It has been reported that a large underground lake as well as saltwater ponds may exist at the south pole of Mars.
Two years after the discovery of what they believe is a large lake buried at the south pole of the Red Planet, Italian scientists published their new findings in the journal “Nature Astronomy” as a result of a more thorough study of the region.
The team expanded and studied the area by hundreds of kilometres using data from the European Space Agency’s Mars Express orbital Explorer radar receiver.
The researchers offered further evidence of the presence of a saltwater lake, where the distance from one collar to the other was estimated to be 20 to 30 kilometers and located 1 and a half kilometers below the ice-covered surface.
The scientists also identified 3 small formations around the Great Lake of different sizes and separate from the lake.
The team, led by Sebastian Emanuel Lauro of Rome’s Tre University, who said the formations could be saltwater ponds, resorted to a method similar to that used to detect lakes buried on Earth in the South Pole and Canadian Arctic, as well as Mars Express Data.
The potential presence of water increases the likelihood of microbial life on Mars.

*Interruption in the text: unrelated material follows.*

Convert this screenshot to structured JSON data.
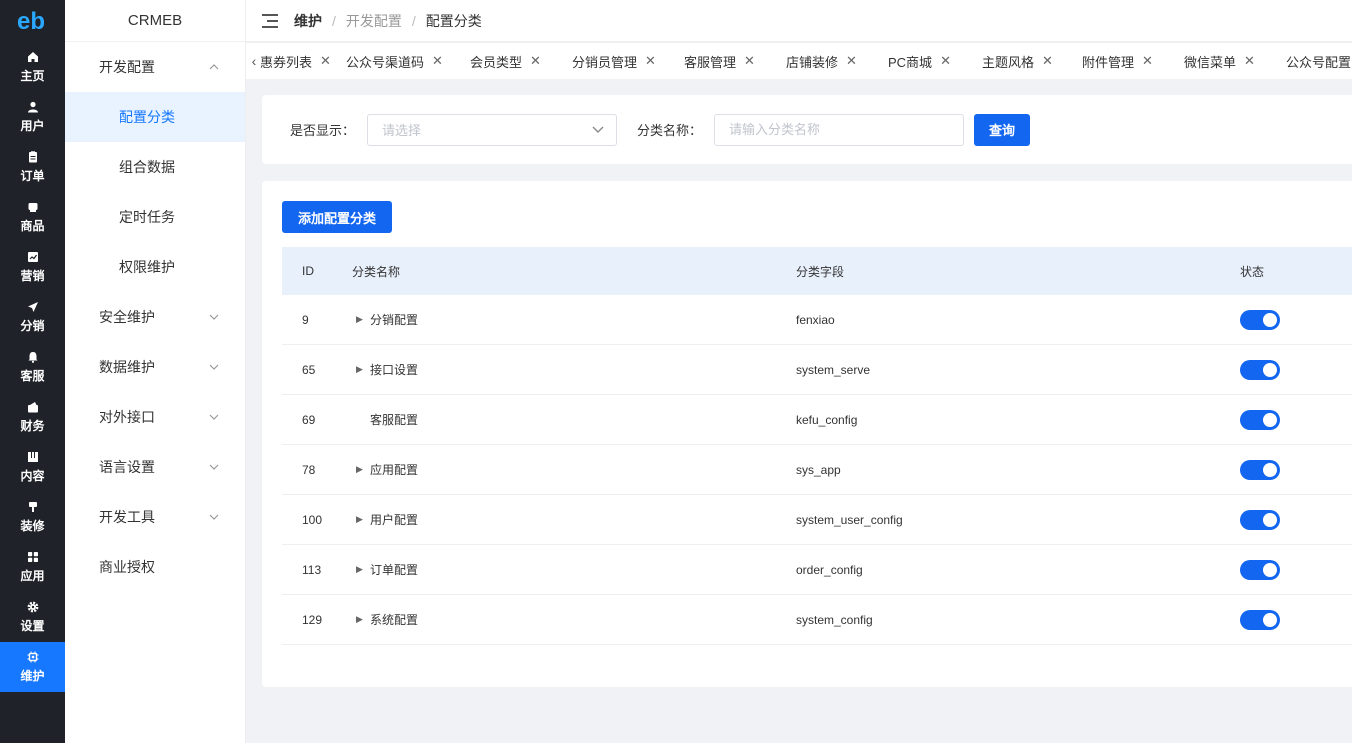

It is stated that the surface temperature at the south pole of Mars is minus 113 degrees, and as it descends deep, the temperature gradually increases.